Exercise data START

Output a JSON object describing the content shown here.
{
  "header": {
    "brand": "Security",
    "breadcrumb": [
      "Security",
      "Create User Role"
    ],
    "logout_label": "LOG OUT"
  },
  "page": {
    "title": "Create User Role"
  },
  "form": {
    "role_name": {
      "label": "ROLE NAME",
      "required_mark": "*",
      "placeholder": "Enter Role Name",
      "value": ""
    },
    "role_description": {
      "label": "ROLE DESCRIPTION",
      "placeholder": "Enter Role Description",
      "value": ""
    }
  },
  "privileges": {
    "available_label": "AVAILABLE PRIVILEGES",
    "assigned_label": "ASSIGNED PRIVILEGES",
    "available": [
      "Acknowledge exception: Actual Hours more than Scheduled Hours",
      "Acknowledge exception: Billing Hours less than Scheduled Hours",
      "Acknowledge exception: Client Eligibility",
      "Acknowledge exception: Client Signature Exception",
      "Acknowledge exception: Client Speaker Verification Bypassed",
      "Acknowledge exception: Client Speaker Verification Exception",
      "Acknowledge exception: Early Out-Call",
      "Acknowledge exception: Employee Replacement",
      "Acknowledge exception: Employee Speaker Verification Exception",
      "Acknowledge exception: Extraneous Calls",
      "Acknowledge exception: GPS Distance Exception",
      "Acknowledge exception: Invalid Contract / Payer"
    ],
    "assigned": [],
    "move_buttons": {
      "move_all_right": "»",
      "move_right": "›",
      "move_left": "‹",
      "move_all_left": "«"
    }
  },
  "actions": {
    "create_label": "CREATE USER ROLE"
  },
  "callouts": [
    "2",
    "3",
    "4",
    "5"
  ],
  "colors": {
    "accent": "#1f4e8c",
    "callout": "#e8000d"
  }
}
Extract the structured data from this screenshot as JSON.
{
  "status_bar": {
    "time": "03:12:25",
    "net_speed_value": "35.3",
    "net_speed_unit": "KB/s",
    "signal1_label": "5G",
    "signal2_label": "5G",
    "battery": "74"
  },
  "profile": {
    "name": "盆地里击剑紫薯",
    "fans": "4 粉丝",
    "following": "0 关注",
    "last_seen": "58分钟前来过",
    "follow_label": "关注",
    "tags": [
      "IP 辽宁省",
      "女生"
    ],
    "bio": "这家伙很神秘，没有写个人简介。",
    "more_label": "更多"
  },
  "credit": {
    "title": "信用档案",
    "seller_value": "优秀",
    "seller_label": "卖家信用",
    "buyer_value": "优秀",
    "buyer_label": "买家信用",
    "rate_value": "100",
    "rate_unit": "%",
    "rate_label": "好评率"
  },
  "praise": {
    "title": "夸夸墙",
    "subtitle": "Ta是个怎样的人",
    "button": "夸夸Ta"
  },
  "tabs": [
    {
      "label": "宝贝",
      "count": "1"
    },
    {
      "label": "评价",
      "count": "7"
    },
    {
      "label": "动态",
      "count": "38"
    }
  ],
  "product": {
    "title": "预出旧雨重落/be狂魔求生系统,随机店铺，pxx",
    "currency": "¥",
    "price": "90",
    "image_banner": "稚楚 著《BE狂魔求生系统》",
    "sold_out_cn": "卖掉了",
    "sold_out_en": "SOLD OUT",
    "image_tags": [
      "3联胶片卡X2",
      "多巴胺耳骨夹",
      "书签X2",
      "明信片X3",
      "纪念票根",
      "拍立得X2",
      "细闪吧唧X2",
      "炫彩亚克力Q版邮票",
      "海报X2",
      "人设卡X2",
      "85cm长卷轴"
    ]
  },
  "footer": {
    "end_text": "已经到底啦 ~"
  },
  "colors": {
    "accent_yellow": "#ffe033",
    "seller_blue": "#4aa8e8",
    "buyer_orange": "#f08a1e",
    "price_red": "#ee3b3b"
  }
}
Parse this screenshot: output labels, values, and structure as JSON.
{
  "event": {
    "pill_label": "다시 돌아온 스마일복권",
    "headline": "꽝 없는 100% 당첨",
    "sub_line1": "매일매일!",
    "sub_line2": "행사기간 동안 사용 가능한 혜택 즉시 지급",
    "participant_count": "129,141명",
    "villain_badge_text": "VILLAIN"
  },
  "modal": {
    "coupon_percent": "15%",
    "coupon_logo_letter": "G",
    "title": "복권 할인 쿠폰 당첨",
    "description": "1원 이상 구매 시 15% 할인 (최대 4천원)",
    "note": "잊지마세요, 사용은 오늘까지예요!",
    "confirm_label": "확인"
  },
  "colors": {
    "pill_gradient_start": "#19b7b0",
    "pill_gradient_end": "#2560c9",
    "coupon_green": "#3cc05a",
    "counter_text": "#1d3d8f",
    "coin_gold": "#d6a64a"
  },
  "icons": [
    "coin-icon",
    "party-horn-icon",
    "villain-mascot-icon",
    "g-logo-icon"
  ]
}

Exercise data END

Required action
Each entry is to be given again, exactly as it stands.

Exercise output
Output a JSON object describing the content shown here.
{
  "header": {
    "brand": "Security",
    "breadcrumb": [
      "Security",
      "Create User Role"
    ],
    "logout_label": "LOG OUT"
  },
  "page": {
    "title": "Create User Role"
  },
  "form": {
    "role_name": {
      "label": "ROLE NAME",
      "required_mark": "*",
      "placeholder": "Enter Role Name",
      "value": ""
    },
    "role_description": {
      "label": "ROLE DESCRIPTION",
      "placeholder": "Enter Role Description",
      "value": ""
    }
  },
  "privileges": {
    "available_label": "AVAILABLE PRIVILEGES",
    "assigned_label": "ASSIGNED PRIVILEGES",
    "available": [
      "Acknowledge exception: Actual Hours more than Scheduled Hours",
      "Acknowledge exception: Billing Hours less than Scheduled Hours",
      "Acknowledge exception: Client Eligibility",
      "Acknowledge exception: Client Signature Exception",
      "Acknowledge exception: Client Speaker Verification Bypassed",
      "Acknowledge exception: Client Speaker Verification Exception",
      "Acknowledge exception: Early Out-Call",
      "Acknowledge exception: Employee Replacement",
      "Acknowledge exception: Employee Speaker Verification Exception",
      "Acknowledge exception: Extraneous Calls",
      "Acknowledge exception: GPS Distance Exception",
      "Acknowledge exception: Invalid Contract / Payer"
    ],
    "assigned": [],
    "move_buttons": {
      "move_all_right": "»",
      "move_right": "›",
      "move_left": "‹",
      "move_all_left": "«"
    }
  },
  "actions": {
    "create_label": "CREATE USER ROLE"
  },
  "callouts": [
    "2",
    "3",
    "4",
    "5"
  ],
  "colors": {
    "accent": "#1f4e8c",
    "callout": "#e8000d"
  }
}
Extract the structured data from this screenshot as JSON.
{
  "status_bar": {
    "time": "03:12:25",
    "net_speed_value": "35.3",
    "net_speed_unit": "KB/s",
    "signal1_label": "5G",
    "signal2_label": "5G",
    "battery": "74"
  },
  "profile": {
    "name": "盆地里击剑紫薯",
    "fans": "4 粉丝",
    "following": "0 关注",
    "last_seen": "58分钟前来过",
    "follow_label": "关注",
    "tags": [
      "IP 辽宁省",
      "女生"
    ],
    "bio": "这家伙很神秘，没有写个人简介。",
    "more_label": "更多"
  },
  "credit": {
    "title": "信用档案",
    "seller_value": "优秀",
    "seller_label": "卖家信用",
    "buyer_value": "优秀",
    "buyer_label": "买家信用",
    "rate_value": "100",
    "rate_unit": "%",
    "rate_label": "好评率"
  },
  "praise": {
    "title": "夸夸墙",
    "subtitle": "Ta是个怎样的人",
    "button": "夸夸Ta"
  },
  "tabs": [
    {
      "label": "宝贝",
      "count": "1"
    },
    {
      "label": "评价",
      "count": "7"
    },
    {
      "label": "动态",
      "count": "38"
    }
  ],
  "product": {
    "title": "预出旧雨重落/be狂魔求生系统,随机店铺，pxx",
    "currency": "¥",
    "price": "90",
    "image_banner": "稚楚 著《BE狂魔求生系统》",
    "sold_out_cn": "卖掉了",
    "sold_out_en": "SOLD OUT",
    "image_tags": [
      "3联胶片卡X2",
      "多巴胺耳骨夹",
      "书签X2",
      "明信片X3",
      "纪念票根",
      "拍立得X2",
      "细闪吧唧X2",
      "炫彩亚克力Q版邮票",
      "海报X2",
      "人设卡X2",
      "85cm长卷轴"
    ]
  },
  "footer": {
    "end_text": "已经到底啦 ~"
  },
  "colors": {
    "accent_yellow": "#ffe033",
    "seller_blue": "#4aa8e8",
    "buyer_orange": "#f08a1e",
    "price_red": "#ee3b3b"
  }
}
Parse this screenshot: output labels, values, and structure as JSON.
{
  "event": {
    "pill_label": "다시 돌아온 스마일복권",
    "headline": "꽝 없는 100% 당첨",
    "sub_line1": "매일매일!",
    "sub_line2": "행사기간 동안 사용 가능한 혜택 즉시 지급",
    "participant_count": "129,141명",
    "villain_badge_text": "VILLAIN"
  },
  "modal": {
    "coupon_percent": "15%",
    "coupon_logo_letter": "G",
    "title": "복권 할인 쿠폰 당첨",
    "description": "1원 이상 구매 시 15% 할인 (최대 4천원)",
    "note": "잊지마세요, 사용은 오늘까지예요!",
    "confirm_label": "확인"
  },
  "colors": {
    "pill_gradient_start": "#19b7b0",
    "pill_gradient_end": "#2560c9",
    "coupon_green": "#3cc05a",
    "counter_text": "#1d3d8f",
    "coin_gold": "#d6a64a"
  },
  "icons": [
    "coin-icon",
    "party-horn-icon",
    "villain-mascot-icon",
    "g-logo-icon"
  ]
}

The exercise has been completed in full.